The Fed’s dilemma

Market pricing for future Fed policy has been volatile in recent days with markets jumping to the crisis playbook of rate cuts. But recent inflation news has also been problematic with stubbornly high services inflation. The Fed thought at the February FOMC that core inflation had decelerated in the three months to December to 3.1% annualised.

The seasonal adjustment factors were then revised up, followed by strong prints in January and February, leaving the latest reading at 5.2%. The median or trimmed mean CPI is showing even greater concern. The Fed is now walking a tightrope between financial stability and inflation. But even if the immediate panic subsides, tighter lending standards should mean the Fed does not need to reach as high a peak in rates as Powell’s recent semi-annual testimony had suggested.


Let’s not get too cute

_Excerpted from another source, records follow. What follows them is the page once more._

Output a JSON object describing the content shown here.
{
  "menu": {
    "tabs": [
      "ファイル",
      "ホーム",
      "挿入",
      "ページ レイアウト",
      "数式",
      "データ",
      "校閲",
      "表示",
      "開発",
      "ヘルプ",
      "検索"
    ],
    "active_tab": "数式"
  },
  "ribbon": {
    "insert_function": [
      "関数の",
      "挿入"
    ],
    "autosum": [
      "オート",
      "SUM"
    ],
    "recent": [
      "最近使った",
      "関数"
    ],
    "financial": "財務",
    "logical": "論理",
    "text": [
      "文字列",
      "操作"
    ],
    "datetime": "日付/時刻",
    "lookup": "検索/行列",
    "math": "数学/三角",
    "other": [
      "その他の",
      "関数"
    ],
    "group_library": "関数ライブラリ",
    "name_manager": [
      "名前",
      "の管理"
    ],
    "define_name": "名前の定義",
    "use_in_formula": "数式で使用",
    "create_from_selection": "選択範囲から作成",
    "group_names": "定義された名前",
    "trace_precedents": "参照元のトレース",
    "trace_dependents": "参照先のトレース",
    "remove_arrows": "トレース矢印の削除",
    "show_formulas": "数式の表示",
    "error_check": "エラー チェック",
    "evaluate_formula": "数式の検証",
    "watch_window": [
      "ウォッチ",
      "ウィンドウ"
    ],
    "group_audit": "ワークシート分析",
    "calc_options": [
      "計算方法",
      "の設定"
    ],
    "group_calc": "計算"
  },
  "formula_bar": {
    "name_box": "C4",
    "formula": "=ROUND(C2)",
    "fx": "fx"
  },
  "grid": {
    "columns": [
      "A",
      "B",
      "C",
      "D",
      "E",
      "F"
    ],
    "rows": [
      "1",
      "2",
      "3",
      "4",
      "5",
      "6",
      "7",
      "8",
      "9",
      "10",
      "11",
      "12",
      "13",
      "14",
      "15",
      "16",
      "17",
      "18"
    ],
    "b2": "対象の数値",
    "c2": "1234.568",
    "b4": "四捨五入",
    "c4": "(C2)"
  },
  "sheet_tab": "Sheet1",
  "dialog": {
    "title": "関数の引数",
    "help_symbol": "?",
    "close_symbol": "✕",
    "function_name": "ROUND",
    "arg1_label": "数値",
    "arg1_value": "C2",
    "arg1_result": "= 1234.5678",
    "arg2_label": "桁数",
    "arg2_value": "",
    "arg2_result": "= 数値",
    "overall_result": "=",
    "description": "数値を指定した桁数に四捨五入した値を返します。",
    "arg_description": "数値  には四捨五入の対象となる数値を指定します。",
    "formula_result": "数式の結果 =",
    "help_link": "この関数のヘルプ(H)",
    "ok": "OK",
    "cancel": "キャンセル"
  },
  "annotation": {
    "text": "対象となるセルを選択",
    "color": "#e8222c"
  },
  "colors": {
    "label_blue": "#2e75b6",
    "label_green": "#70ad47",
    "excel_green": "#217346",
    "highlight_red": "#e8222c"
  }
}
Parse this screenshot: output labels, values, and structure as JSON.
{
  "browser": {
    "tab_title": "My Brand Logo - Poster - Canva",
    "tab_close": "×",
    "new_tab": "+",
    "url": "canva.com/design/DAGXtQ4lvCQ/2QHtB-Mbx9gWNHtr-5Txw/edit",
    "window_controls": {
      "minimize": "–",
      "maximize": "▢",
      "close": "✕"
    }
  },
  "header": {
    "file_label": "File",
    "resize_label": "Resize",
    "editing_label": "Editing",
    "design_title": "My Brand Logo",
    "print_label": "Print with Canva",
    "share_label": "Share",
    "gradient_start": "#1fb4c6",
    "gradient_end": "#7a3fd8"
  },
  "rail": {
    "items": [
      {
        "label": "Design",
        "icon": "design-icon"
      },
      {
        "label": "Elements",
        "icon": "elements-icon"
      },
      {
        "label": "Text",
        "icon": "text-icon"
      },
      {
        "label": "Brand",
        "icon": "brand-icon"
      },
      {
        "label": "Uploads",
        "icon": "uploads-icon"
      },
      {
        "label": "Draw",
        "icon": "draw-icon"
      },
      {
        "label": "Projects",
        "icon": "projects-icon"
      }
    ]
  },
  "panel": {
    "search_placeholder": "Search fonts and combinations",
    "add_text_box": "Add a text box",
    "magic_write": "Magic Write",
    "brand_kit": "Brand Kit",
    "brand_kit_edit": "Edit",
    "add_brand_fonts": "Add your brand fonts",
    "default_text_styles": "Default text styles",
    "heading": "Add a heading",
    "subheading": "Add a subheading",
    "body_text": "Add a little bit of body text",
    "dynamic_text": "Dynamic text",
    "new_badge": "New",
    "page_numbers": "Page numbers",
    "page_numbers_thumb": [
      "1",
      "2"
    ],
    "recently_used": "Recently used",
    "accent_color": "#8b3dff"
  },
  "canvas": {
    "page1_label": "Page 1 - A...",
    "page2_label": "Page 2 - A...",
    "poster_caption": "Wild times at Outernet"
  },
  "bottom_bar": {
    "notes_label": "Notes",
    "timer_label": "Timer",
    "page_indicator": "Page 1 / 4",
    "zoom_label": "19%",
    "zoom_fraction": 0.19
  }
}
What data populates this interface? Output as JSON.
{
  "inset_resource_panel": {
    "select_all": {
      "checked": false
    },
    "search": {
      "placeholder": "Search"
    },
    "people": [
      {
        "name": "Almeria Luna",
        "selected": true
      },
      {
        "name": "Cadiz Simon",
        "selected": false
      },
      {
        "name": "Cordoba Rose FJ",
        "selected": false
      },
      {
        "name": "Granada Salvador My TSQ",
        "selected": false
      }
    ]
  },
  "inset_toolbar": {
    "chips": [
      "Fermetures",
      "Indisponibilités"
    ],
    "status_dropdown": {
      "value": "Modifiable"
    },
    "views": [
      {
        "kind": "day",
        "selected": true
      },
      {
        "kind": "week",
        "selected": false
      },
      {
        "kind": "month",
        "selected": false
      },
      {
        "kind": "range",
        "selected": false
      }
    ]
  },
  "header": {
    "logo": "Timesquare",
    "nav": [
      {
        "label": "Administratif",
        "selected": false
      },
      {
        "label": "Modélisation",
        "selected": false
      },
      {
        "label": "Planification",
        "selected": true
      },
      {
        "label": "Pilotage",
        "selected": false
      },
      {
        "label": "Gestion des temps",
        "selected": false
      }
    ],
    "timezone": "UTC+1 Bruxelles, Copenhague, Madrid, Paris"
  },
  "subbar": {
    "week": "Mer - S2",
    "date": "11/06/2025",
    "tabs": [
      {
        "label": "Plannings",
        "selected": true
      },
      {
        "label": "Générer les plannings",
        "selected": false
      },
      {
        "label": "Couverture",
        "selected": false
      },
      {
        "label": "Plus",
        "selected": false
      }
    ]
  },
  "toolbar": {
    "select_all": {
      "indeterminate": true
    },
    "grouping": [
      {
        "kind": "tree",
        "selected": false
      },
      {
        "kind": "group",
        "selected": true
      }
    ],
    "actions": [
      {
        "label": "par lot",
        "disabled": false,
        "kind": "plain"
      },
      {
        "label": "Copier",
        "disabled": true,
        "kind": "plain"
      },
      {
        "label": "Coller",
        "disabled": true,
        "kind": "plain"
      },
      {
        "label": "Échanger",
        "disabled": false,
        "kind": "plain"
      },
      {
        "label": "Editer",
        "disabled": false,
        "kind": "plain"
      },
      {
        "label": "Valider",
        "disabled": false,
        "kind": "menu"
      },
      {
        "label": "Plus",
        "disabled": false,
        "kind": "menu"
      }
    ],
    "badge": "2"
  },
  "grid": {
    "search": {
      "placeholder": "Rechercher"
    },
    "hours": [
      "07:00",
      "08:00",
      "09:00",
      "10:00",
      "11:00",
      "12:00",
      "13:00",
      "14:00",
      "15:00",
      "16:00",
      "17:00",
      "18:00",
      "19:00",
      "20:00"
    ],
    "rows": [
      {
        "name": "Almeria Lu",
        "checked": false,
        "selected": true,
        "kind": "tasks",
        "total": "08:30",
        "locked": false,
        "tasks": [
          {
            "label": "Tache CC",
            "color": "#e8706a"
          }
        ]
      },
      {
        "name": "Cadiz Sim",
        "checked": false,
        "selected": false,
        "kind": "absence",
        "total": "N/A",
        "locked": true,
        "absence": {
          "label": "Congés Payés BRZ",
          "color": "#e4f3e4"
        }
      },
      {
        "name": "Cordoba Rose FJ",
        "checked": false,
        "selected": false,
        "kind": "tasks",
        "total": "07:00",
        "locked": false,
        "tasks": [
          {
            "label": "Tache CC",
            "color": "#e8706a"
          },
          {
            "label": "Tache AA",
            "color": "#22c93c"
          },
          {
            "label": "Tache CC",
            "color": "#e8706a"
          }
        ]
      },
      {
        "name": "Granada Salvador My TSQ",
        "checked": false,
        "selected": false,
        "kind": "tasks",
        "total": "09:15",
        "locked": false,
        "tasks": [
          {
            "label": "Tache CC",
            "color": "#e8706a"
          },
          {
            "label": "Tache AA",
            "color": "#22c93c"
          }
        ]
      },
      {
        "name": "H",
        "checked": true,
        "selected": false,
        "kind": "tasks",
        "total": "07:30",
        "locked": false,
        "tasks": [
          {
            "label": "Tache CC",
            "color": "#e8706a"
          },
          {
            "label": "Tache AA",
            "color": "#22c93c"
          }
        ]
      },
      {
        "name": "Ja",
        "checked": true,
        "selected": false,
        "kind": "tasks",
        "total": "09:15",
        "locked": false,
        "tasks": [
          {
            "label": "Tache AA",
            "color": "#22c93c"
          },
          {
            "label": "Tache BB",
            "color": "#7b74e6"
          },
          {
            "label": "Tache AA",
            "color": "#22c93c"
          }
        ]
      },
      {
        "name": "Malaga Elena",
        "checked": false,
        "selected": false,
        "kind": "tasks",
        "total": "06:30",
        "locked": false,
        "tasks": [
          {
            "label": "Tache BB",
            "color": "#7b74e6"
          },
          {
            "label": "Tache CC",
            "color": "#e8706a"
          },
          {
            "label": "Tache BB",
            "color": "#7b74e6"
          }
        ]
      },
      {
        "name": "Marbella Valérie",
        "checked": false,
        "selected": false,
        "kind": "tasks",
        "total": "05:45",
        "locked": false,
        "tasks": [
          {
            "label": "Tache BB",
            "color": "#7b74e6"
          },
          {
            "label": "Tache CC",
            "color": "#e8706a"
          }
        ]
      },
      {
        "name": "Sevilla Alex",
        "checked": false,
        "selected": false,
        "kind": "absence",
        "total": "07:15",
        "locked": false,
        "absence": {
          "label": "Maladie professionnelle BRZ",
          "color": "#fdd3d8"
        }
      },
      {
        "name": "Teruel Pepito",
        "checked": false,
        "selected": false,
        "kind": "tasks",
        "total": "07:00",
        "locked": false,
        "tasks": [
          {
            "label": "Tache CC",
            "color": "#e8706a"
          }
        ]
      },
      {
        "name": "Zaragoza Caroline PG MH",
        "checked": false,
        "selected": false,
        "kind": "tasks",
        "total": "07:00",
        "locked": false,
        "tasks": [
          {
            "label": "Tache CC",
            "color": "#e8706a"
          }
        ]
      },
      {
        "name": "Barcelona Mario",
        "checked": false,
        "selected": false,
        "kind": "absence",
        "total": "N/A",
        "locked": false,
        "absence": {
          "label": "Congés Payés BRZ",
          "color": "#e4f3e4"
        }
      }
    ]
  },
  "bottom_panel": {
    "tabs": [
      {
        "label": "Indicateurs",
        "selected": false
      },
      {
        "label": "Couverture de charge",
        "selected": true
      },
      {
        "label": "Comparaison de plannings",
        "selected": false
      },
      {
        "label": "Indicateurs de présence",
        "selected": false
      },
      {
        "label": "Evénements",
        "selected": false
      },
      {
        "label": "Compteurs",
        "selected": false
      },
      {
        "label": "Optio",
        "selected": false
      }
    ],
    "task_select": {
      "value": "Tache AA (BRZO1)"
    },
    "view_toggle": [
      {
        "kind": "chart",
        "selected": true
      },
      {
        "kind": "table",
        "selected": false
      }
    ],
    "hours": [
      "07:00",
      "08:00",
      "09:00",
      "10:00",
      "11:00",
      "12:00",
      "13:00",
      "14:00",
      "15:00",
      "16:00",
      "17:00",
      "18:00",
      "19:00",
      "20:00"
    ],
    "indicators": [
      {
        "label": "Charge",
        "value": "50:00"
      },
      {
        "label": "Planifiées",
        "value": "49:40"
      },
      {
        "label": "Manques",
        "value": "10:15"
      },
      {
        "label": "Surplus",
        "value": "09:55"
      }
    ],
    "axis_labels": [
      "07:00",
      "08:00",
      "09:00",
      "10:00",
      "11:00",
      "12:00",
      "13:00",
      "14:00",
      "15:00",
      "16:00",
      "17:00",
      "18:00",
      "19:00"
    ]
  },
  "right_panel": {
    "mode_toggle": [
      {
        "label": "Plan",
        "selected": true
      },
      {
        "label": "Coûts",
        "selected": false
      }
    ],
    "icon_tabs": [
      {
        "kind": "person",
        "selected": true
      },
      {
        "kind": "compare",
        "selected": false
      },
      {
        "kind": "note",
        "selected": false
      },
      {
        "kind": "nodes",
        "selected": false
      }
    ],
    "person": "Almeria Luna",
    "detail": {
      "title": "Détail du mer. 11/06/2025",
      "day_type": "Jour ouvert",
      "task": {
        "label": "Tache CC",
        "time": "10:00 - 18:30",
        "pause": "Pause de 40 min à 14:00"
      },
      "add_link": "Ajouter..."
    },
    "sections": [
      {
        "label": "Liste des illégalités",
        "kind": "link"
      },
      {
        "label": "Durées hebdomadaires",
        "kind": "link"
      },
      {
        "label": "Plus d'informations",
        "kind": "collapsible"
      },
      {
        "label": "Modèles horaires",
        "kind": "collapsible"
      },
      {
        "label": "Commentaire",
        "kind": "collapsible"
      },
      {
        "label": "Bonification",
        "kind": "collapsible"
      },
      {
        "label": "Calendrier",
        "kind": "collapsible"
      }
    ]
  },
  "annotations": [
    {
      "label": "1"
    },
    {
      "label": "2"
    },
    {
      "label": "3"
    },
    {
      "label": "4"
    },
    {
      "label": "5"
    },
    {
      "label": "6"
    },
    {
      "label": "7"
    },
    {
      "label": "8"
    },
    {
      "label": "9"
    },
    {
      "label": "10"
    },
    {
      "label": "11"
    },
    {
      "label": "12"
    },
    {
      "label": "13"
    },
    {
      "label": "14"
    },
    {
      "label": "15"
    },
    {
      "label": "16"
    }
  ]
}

Timing a recession is difficult. We’ve had a view for some time that it would begin gradually in the spring and then intensify in the second half of the year. Yet we also know that recessions are typically marked by discontinuities and a collective loss of confidence. Recent events suggest we should stick with our recession forecasts even if we are very unsure about the path for rates after the aggressive repricing lower.

Did I mention the debt ceiling?

The other consequence of recession starting soon is that the debt ceiling X- date could be brought forward from the Washington consensus for August. Revenues appear to already be disappointing and April tax collections will be crucial. While the pressure of a timeline is necessary to focus the mind of Congress, an earlier X-date increases the chance the political process fails to take the multiple steps necessary to raise the debt ceiling. It seems likely that market volatility is here to stay – for the time being at least.


Tim Drayson

Head of Economics

Tim keeps a close watch on global economic developments, with a particular focus on the US. He believes nothing good ever happens after midnight, which is why he is rarely spotted out late. Tim joined in 2008 from the number-one ranked economics team at ABN AMRO, with prior experience from HM Treasury, and graduated with a MSc from the University of Nottingham. When not crunching economic data, he can be found studying the weather forecast, analysing his cycling statistics or looking anxious on three-foot putts.

Tim Drayson